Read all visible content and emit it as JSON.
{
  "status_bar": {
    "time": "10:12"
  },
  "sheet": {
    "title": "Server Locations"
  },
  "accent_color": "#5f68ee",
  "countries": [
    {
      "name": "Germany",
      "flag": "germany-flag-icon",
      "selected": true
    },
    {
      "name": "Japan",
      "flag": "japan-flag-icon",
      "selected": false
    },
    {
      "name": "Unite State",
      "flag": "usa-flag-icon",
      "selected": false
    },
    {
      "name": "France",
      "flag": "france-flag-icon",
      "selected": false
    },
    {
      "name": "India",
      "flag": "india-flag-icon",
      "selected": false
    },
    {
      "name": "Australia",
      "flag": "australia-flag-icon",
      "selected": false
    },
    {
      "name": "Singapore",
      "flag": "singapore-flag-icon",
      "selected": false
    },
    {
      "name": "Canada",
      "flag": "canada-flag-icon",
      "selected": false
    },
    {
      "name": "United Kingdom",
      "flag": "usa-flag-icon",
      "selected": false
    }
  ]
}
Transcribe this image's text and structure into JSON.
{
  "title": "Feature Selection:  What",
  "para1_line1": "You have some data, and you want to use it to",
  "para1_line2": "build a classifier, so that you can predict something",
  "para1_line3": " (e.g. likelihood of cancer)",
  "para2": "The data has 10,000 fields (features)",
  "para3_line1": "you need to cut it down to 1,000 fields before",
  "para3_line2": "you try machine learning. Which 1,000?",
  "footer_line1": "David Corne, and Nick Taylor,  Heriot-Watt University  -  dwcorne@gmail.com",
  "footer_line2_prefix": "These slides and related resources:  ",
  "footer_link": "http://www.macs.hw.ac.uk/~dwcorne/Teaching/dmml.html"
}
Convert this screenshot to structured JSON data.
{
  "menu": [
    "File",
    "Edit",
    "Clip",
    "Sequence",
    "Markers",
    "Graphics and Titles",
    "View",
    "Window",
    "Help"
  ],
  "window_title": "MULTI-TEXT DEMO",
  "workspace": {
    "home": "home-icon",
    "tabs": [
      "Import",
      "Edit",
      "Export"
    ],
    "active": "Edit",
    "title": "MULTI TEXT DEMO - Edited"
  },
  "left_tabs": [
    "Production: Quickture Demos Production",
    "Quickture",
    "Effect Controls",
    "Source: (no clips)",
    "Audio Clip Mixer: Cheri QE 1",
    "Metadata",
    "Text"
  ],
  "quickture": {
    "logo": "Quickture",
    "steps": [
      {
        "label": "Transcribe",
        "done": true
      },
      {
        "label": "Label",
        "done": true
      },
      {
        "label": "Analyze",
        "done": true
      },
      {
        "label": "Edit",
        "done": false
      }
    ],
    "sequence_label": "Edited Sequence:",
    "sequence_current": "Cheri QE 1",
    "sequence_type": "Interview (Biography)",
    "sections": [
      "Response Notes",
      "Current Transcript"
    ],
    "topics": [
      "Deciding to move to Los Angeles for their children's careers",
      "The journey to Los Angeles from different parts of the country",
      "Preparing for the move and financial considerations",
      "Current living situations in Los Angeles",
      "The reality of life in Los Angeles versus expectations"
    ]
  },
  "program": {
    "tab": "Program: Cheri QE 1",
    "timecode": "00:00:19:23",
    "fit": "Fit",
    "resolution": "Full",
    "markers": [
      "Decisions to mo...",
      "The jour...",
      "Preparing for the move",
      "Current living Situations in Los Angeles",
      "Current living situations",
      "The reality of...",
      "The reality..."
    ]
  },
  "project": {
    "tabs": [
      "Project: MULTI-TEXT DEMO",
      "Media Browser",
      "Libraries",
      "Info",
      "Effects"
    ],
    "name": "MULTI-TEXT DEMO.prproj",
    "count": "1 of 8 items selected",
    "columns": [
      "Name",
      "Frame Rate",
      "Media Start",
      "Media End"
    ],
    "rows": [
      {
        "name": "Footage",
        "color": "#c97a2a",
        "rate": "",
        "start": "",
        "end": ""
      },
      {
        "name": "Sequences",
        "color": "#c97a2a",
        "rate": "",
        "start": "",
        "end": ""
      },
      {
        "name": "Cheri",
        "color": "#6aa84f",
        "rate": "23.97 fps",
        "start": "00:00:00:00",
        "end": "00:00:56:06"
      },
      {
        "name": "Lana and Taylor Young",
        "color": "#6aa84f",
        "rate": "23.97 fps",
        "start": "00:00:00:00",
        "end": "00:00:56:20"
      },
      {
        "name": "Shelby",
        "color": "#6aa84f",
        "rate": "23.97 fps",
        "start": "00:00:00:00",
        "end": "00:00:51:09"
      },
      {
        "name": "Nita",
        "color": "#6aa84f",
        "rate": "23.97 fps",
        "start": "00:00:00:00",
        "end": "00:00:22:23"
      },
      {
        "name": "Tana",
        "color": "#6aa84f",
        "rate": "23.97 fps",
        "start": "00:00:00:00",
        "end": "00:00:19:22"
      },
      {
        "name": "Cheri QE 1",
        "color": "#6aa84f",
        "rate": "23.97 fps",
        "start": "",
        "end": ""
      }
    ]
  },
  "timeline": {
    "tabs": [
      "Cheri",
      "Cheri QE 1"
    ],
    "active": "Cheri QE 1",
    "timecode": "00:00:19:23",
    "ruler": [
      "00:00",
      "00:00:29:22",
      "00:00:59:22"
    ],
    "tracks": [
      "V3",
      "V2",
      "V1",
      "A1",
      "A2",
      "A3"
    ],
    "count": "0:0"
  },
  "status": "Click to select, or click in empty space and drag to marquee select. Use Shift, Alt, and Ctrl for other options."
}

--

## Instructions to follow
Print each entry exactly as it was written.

## Written answer
Read all visible content and emit it as JSON.
{
  "status_bar": {
    "time": "10:12"
  },
  "sheet": {
    "title": "Server Locations"
  },
  "accent_color": "#5f68ee",
  "countries": [
    {
      "name": "Germany",
      "flag": "germany-flag-icon",
      "selected": true
    },
    {
      "name": "Japan",
      "flag": "japan-flag-icon",
      "selected": false
    },
    {
      "name": "Unite State",
      "flag": "usa-flag-icon",
      "selected": false
    },
    {
      "name": "France",
      "flag": "france-flag-icon",
      "selected": false
    },
    {
      "name": "India",
      "flag": "india-flag-icon",
      "selected": false
    },
    {
      "name": "Australia",
      "flag": "australia-flag-icon",
      "selected": false
    },
    {
      "name": "Singapore",
      "flag": "singapore-flag-icon",
      "selected": false
    },
    {
      "name": "Canada",
      "flag": "canada-flag-icon",
      "selected": false
    },
    {
      "name": "United Kingdom",
      "flag": "usa-flag-icon",
      "selected": false
    }
  ]
}
Transcribe this image's text and structure into JSON.
{
  "title": "Feature Selection:  What",
  "para1_line1": "You have some data, and you want to use it to",
  "para1_line2": "build a classifier, so that you can predict something",
  "para1_line3": " (e.g. likelihood of cancer)",
  "para2": "The data has 10,000 fields (features)",
  "para3_line1": "you need to cut it down to 1,000 fields before",
  "para3_line2": "you try machine learning. Which 1,000?",
  "footer_line1": "David Corne, and Nick Taylor,  Heriot-Watt University  -  dwcorne@gmail.com",
  "footer_line2_prefix": "These slides and related resources:  ",
  "footer_link": "http://www.macs.hw.ac.uk/~dwcorne/Teaching/dmml.html"
}
Convert this screenshot to structured JSON data.
{
  "menu": [
    "File",
    "Edit",
    "Clip",
    "Sequence",
    "Markers",
    "Graphics and Titles",
    "View",
    "Window",
    "Help"
  ],
  "window_title": "MULTI-TEXT DEMO",
  "workspace": {
    "home": "home-icon",
    "tabs": [
      "Import",
      "Edit",
      "Export"
    ],
    "active": "Edit",
    "title": "MULTI TEXT DEMO - Edited"
  },
  "left_tabs": [
    "Production: Quickture Demos Production",
    "Quickture",
    "Effect Controls",
    "Source: (no clips)",
    "Audio Clip Mixer: Cheri QE 1",
    "Metadata",
    "Text"
  ],
  "quickture": {
    "logo": "Quickture",
    "steps": [
      {
        "label": "Transcribe",
        "done": true
      },
      {
        "label": "Label",
        "done": true
      },
      {
        "label": "Analyze",
        "done": true
      },
      {
        "label": "Edit",
        "done": false
      }
    ],
    "sequence_label": "Edited Sequence:",
    "sequence_current": "Cheri QE 1",
    "sequence_type": "Interview (Biography)",
    "sections": [
      "Response Notes",
      "Current Transcript"
    ],
    "topics": [
      "Deciding to move to Los Angeles for their children's careers",
      "The journey to Los Angeles from different parts of the country",
      "Preparing for the move and financial considerations",
      "Current living situations in Los Angeles",
      "The reality of life in Los Angeles versus expectations"
    ]
  },
  "program": {
    "tab": "Program: Cheri QE 1",
    "timecode": "00:00:19:23",
    "fit": "Fit",
    "resolution": "Full",
    "markers": [
      "Decisions to mo...",
      "The jour...",
      "Preparing for the move",
      "Current living Situations in Los Angeles",
      "Current living situations",
      "The reality of...",
      "The reality..."
    ]
  },
  "project": {
    "tabs": [
      "Project: MULTI-TEXT DEMO",
      "Media Browser",
      "Libraries",
      "Info",
      "Effects"
    ],
    "name": "MULTI-TEXT DEMO.prproj",
    "count": "1 of 8 items selected",
    "columns": [
      "Name",
      "Frame Rate",
      "Media Start",
      "Media End"
    ],
    "rows": [
      {
        "name": "Footage",
        "color": "#c97a2a",
        "rate": "",
        "start": "",
        "end": ""
      },
      {
        "name": "Sequences",
        "color": "#c97a2a",
        "rate": "",
        "start": "",
        "end": ""
      },
      {
        "name": "Cheri",
        "color": "#6aa84f",
        "rate": "23.97 fps",
        "start": "00:00:00:00",
        "end": "00:00:56:06"
      },
      {
        "name": "Lana and Taylor Young",
        "color": "#6aa84f",
        "rate": "23.97 fps",
        "start": "00:00:00:00",
        "end": "00:00:56:20"
      },
      {
        "name": "Shelby",
        "color": "#6aa84f",
        "rate": "23.97 fps",
        "start": "00:00:00:00",
        "end": "00:00:51:09"
      },
      {
        "name": "Nita",
        "color": "#6aa84f",
        "rate": "23.97 fps",
        "start": "00:00:00:00",
        "end": "00:00:22:23"
      },
      {
        "name": "Tana",
        "color": "#6aa84f",
        "rate": "23.97 fps",
        "start": "00:00:00:00",
        "end": "00:00:19:22"
      },
      {
        "name": "Cheri QE 1",
        "color": "#6aa84f",
        "rate": "23.97 fps",
        "start": "",
        "end": ""
      }
    ]
  },
  "timeline": {
    "tabs": [
      "Cheri",
      "Cheri QE 1"
    ],
    "active": "Cheri QE 1",
    "timecode": "00:00:19:23",
    "ruler": [
      "00:00",
      "00:00:29:22",
      "00:00:59:22"
    ],
    "tracks": [
      "V3",
      "V2",
      "V1",
      "A1",
      "A2",
      "A3"
    ],
    "count": "0:0"
  },
  "status": "Click to select, or click in empty space and drag to marquee select. Use Shift, Alt, and Ctrl for other options."
}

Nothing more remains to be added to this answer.